Look through the lines below and extract any with the word "VIEWS".

### DATA FOR REVIEW

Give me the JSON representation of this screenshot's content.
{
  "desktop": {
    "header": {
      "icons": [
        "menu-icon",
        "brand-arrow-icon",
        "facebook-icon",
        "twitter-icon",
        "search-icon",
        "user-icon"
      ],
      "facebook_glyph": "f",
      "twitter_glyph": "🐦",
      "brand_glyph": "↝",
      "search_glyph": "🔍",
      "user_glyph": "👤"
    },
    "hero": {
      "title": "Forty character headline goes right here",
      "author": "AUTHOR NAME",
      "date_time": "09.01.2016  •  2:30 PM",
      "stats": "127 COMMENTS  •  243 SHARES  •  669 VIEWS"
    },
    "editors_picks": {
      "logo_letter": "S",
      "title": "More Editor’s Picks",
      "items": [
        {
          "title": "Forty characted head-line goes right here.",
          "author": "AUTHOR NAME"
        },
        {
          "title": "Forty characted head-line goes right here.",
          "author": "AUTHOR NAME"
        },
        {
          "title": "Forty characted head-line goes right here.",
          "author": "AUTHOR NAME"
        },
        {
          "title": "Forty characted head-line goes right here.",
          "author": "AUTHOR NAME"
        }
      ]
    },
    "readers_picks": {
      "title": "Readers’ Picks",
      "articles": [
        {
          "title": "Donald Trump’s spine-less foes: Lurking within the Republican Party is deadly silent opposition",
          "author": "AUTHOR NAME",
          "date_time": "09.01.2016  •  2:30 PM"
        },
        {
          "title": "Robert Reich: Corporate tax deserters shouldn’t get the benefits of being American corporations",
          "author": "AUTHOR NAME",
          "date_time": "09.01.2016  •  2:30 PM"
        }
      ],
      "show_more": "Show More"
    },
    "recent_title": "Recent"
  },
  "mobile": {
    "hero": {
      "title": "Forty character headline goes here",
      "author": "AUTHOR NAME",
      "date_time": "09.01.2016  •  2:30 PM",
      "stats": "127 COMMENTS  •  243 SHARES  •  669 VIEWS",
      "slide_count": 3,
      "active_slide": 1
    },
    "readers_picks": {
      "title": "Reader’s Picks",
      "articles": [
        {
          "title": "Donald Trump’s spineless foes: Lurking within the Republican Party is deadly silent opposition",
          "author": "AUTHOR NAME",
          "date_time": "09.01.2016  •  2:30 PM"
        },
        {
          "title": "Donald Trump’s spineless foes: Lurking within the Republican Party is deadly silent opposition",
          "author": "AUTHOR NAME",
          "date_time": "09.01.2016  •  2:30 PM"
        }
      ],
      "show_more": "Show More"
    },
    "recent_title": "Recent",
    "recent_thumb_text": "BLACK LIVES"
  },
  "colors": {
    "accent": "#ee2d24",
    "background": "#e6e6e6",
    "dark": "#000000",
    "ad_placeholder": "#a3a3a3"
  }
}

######

» **TASK RESPONSE**:
      "stats": "127 COMMENTS  •  243 SHARES  •  669 VIEWS"
      "stats": "127 COMMENTS  •  243 SHARES  •  669 VIEWS",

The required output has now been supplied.